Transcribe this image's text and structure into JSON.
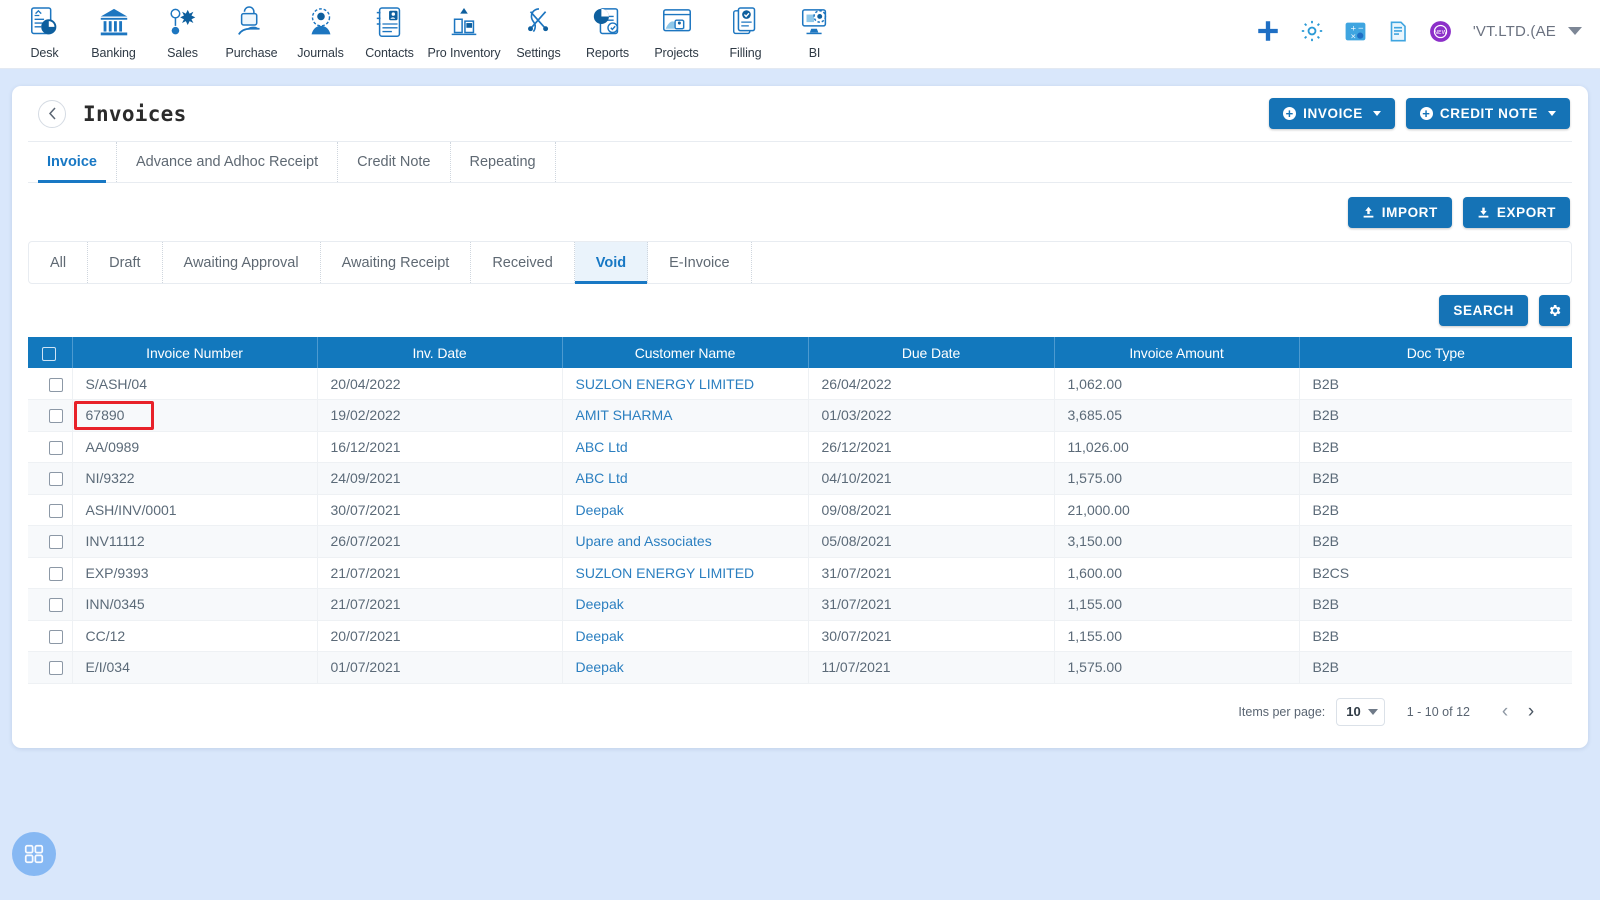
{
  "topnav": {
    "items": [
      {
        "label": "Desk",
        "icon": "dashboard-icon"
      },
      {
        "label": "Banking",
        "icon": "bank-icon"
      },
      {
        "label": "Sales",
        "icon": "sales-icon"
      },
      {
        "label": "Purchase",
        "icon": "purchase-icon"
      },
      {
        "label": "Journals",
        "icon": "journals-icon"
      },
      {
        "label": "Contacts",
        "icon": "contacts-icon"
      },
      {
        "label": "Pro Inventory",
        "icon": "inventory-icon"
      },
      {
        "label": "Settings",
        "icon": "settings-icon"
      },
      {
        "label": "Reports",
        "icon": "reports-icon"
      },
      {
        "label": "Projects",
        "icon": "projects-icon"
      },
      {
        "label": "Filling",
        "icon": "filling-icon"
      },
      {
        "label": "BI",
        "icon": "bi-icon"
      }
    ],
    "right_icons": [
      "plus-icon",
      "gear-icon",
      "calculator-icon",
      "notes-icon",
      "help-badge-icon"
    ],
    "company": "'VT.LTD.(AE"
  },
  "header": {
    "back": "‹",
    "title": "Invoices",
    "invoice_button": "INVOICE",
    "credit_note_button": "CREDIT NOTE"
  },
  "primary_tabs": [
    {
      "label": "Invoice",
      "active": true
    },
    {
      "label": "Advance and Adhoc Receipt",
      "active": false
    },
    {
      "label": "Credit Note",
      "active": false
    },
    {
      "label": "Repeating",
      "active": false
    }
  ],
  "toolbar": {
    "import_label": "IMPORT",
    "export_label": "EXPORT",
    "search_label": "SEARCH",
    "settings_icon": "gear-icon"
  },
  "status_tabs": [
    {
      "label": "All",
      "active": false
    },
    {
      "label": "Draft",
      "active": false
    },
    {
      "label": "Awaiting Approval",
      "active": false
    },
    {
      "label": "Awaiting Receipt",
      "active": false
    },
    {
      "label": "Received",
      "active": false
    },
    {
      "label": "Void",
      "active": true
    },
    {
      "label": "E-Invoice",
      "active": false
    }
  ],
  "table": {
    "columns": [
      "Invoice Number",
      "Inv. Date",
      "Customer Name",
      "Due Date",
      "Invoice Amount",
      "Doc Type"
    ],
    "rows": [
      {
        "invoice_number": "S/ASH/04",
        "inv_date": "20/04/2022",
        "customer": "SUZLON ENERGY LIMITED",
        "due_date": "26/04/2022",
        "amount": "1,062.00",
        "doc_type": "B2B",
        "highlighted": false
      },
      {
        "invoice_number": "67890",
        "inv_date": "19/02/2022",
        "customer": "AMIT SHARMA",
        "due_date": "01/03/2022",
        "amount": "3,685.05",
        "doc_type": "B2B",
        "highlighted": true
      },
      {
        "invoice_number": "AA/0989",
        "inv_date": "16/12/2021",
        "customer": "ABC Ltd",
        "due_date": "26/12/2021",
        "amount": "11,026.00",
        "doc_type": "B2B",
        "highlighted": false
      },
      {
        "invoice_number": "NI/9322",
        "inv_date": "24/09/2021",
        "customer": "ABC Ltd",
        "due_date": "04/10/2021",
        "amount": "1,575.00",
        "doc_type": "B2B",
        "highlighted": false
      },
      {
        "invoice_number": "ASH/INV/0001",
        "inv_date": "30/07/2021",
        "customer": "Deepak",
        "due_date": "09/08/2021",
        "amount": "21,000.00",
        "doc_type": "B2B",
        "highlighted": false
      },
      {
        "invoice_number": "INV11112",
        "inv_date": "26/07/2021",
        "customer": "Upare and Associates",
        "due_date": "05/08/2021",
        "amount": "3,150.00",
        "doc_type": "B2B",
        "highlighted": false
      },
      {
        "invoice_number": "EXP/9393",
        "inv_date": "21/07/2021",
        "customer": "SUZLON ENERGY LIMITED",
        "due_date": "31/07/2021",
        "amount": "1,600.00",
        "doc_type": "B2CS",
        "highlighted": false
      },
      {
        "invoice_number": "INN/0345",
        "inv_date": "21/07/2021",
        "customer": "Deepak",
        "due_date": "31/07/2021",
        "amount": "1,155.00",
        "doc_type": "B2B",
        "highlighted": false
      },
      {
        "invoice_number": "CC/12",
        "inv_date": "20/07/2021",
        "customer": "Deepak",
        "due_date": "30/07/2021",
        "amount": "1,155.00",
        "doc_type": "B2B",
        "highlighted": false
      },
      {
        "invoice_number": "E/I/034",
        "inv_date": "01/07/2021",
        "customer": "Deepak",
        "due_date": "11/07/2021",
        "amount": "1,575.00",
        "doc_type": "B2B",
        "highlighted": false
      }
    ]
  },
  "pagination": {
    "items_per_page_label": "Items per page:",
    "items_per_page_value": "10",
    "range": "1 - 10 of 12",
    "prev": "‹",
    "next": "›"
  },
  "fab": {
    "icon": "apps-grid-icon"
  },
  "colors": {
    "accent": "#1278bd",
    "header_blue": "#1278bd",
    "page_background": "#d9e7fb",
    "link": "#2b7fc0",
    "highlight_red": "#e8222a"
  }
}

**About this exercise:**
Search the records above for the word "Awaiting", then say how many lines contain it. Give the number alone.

**Output for this exercise:**
2